By Joe Stange, Helmkamp Project Manager
Stricter EPA regulations on fossil fuel power plants have led some utilities across the country to close coal-fired plants. Dynegy, a provider of wholesale power, capacity and services to utilities in six states, has instead invested in cleaner operations to reduce emissions at eight of their coal-fired plants in Illinois.
A major part of Dynegy's investment is being made at their 1,761 MW coal-fired Baldwin Station in Baldwin, Ill., where the company is installing a selective catalytic reduction system and a dry flue gas desulfurization project to reduce sulfur dioxide and particulate matter.
Once the new systems at Dynegy come online, the plant's sulfur dioxide emissions are expected to be the lowest of any coal-fired units in the state. Combined with Dynegy's earlier conversion to low-sulfur coal, these environmental investments will significantly reduce particulate matter and cut sulfur dioxide and mercury emissions by about 90 percent.
For the civil work on the dry flue gas desulfurization project at the Baldwin plant, Dynegy turned to Helmkamp Construction Co., a firm that had already been on-site for the previous 13 years. Helmkamp prepared the site, performed excavations for underground mechanical and electrical installations, and installed foundations for the baghouses, dry scrubber equipment, duct supports, support buildings, utility racks and silo foundations.

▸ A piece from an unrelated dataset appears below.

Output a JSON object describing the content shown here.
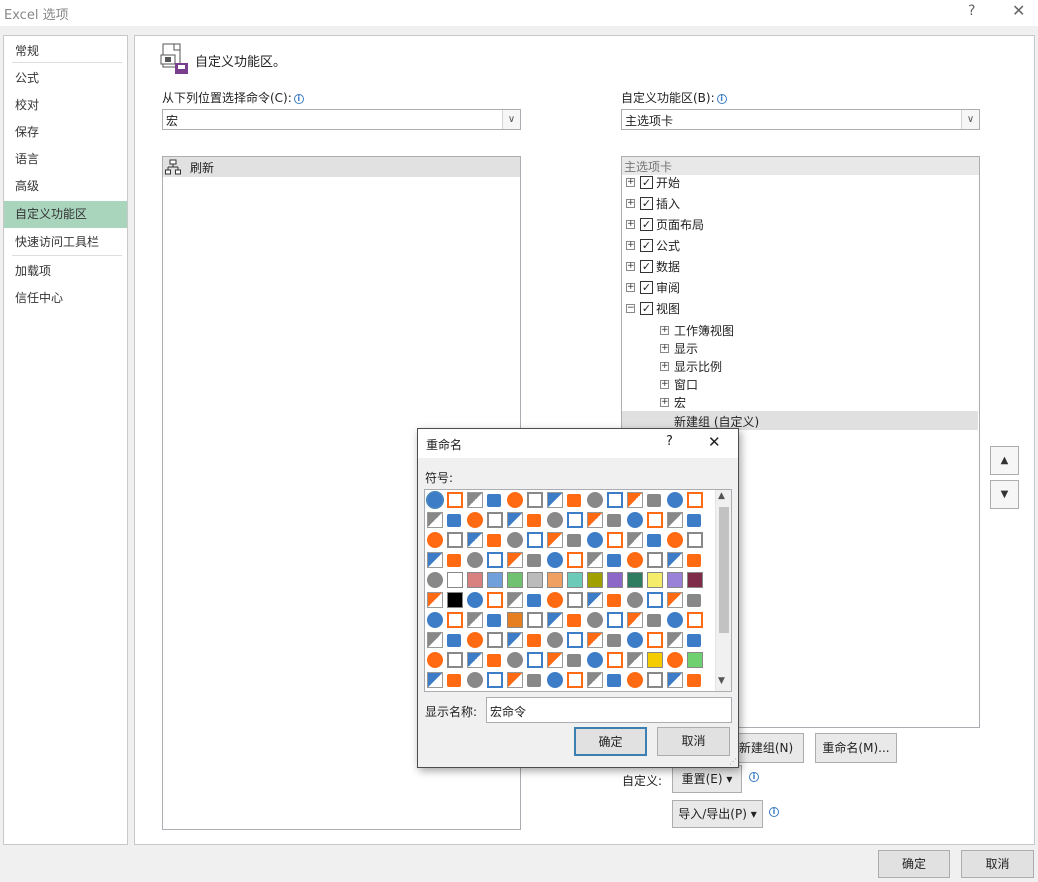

Helmkamp's 36-month, $45 million project was complex and challenging, requiring precise coordination and communications between their team and Dynegy staff as they worked within the fully operational power plant. The team also faced the challenge of a tight construction site, wedged between the plant and Baldwin Lake with little room for equipment or staging. Helmkamp constructed and maintained a haul road, which all of the contractors on the job used on a daily basis to get materials from a laydown area to the jobsite nearly half a mile away.
To sequence the installation, Helmkamp integrated the drawings for the electrical duct bank, fire protection, stormwater and underground piping into the foundation layout. This made it easier to visualize where these systems would be routed and allowed the team to install most of them while the excavation was open for the foundation installation, saving time and money.
Much of the foundation work was done during two cold, snowy and windy winters when setting the foundation and pouring concrete presented particular challenges. Because wind and ice can interfere with traditional survey markers and string lines, Helmkamp chose newer technology to prepare a precise layout of the site.
|Dynegy installs a selective catalytic reduction system and dry flue gas desulfurization unit at its 1,761 MW coal-fired Baldwin Station. Photo courtesy Helmkamp|
They used a Robotic Total Station, an instrument that yields exact measurements of distance and location, and Trimble LM80 desktop software to establish exactly where to place the 4,000 anchor bolts and 2,500 auger cast piles required for the project. As revisions were made, Helmkamp entered the data into the desktop model and then transferred it to the field for immediate implementation. By using the Robotic Total Station, the team achieved an impressive record of zero re-dos in the field.
The Robotic Total Station also was used to accurately and efficiently place the auger cast piles, which were set at an average depth of 60 feet. Even after the foundation was laid, the technology allowed the team to easily reestablish the location of piles at later points in the project.
During project excavations, the construction team discovered numerous underground obstructions that had not been shown on the drawings. Although this was the largest delay issue encountered, Helmkamp minimized delays by working directly with plant personnel to identify and relocate or remove these items.
Helmkamp poured approximately 30,000 cubic yards of concrete at Dynegy Baldwin. The lime storage and waste ash silo foundation required the largest single concrete pour, with three pump trucks in a limited access area simultaneously pouring a total of 2,200 cubic yards of concrete. The second largest concrete pour was approximately 1,300 cubic yards.
Helmkamp performed 280,000 man-hours on the Dynegy Baldwin project. They received a Zero Injuries Award from the National Maintenance Agreements Policy Committee for 57,321 injury-free self performed man-hours on the job in 2008 and the same award for 102,800 injury free work hours in 2009.
Power Engineerng Issue Archives
View Power Generation Articles on PennEnergy.com